So how can you pull off a mix of interior styles without it feeling like a confusing space?
Firstly, look for styles that complement each other. While a country interior style and industrial would never work well together, the combination of industrial and mid-century that Neale used does because both these interior styles have similar principles. Mid-century was all about paring things back and industrial is also about stripping things down to look at the mechanics and how objects work.
Secondly, look for restrained pieces or subtle ways to reference both styles. You’ll notice Neale didn’t go overboard with the items he chose (other than perhaps the blush sofa!), rather, he used smaller decorative items mixed into vignettes and beautiful furniture that didn’t dominate the space.
Here you can see a small vignette I styled inspired by this episode. The candle in a beaker glass is a little industrial, while the overall simplicity of the arrangement speaks to the mid-century style, the gold candle snuffer is a touch of luxe, and the ‘Urban Jungle’ book throws in a little bit of hipster too.
5. Don’t hold back with lighting
Another styling tip we can steal from Neale this week is to use lighting to make smaller spaces feel larger. The statement pendant light above the dining table, floor lamp and table lamp in the living space, and floor lamp in the man cave are just some of the new lights he introduced in the home.

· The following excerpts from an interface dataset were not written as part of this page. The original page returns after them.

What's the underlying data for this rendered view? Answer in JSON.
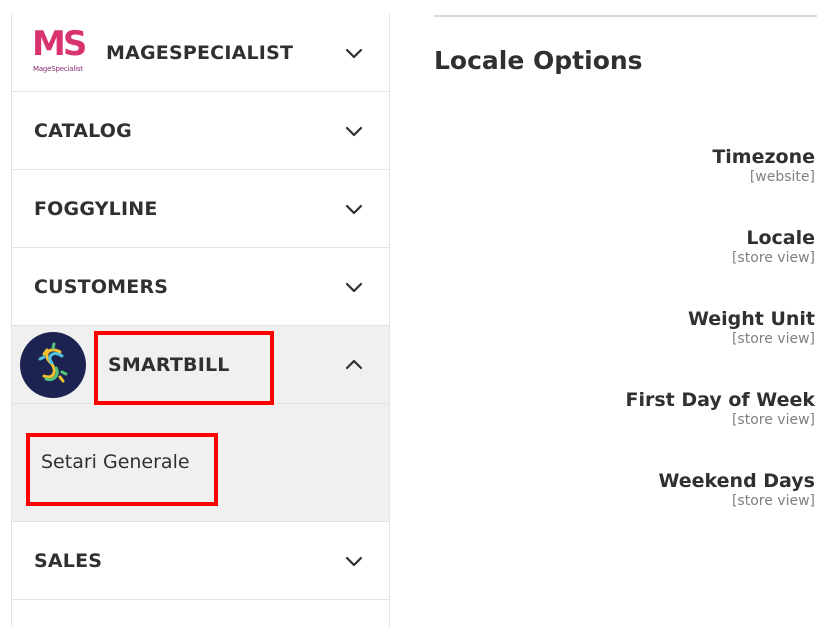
{
  "sidebar": {
    "sections": [
      {
        "label": "MAGESPECIALIST",
        "logo_text": "MS",
        "logo_subtext": "MageSpecialist",
        "chevron": "chevron-down-icon"
      },
      {
        "label": "CATALOG",
        "chevron": "chevron-down-icon"
      },
      {
        "label": "FOGGYLINE",
        "chevron": "chevron-down-icon"
      },
      {
        "label": "CUSTOMERS",
        "chevron": "chevron-down-icon"
      },
      {
        "label": "SMARTBILL",
        "chevron": "chevron-up-icon",
        "expanded": true,
        "items": [
          {
            "label": "Setari Generale"
          }
        ]
      },
      {
        "label": "SALES",
        "chevron": "chevron-down-icon"
      }
    ]
  },
  "panel": {
    "title": "Locale Options",
    "fields": [
      {
        "label": "Timezone",
        "scope": "[website]"
      },
      {
        "label": "Locale",
        "scope": "[store view]"
      },
      {
        "label": "Weight Unit",
        "scope": "[store view]"
      },
      {
        "label": "First Day of Week",
        "scope": "[store view]"
      },
      {
        "label": "Weekend Days",
        "scope": "[store view]"
      }
    ]
  },
  "colors": {
    "highlight": "#ff0000",
    "ms_brand": "#d8336f",
    "smartbill_brand": "#1c2350",
    "active_bg": "#f0f0f0"
  }
}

He kept the style of lights in zones of the home the same. So the lights in the open plan kitchen and living area all had touches of brass and a luxe feel, while in the man cave he opted for a decorative industrial style floor lamp instead.
Tom Pulley industrial task lamp from Temple & Webster $199
Hunter table lamp from Beacon Lighting $179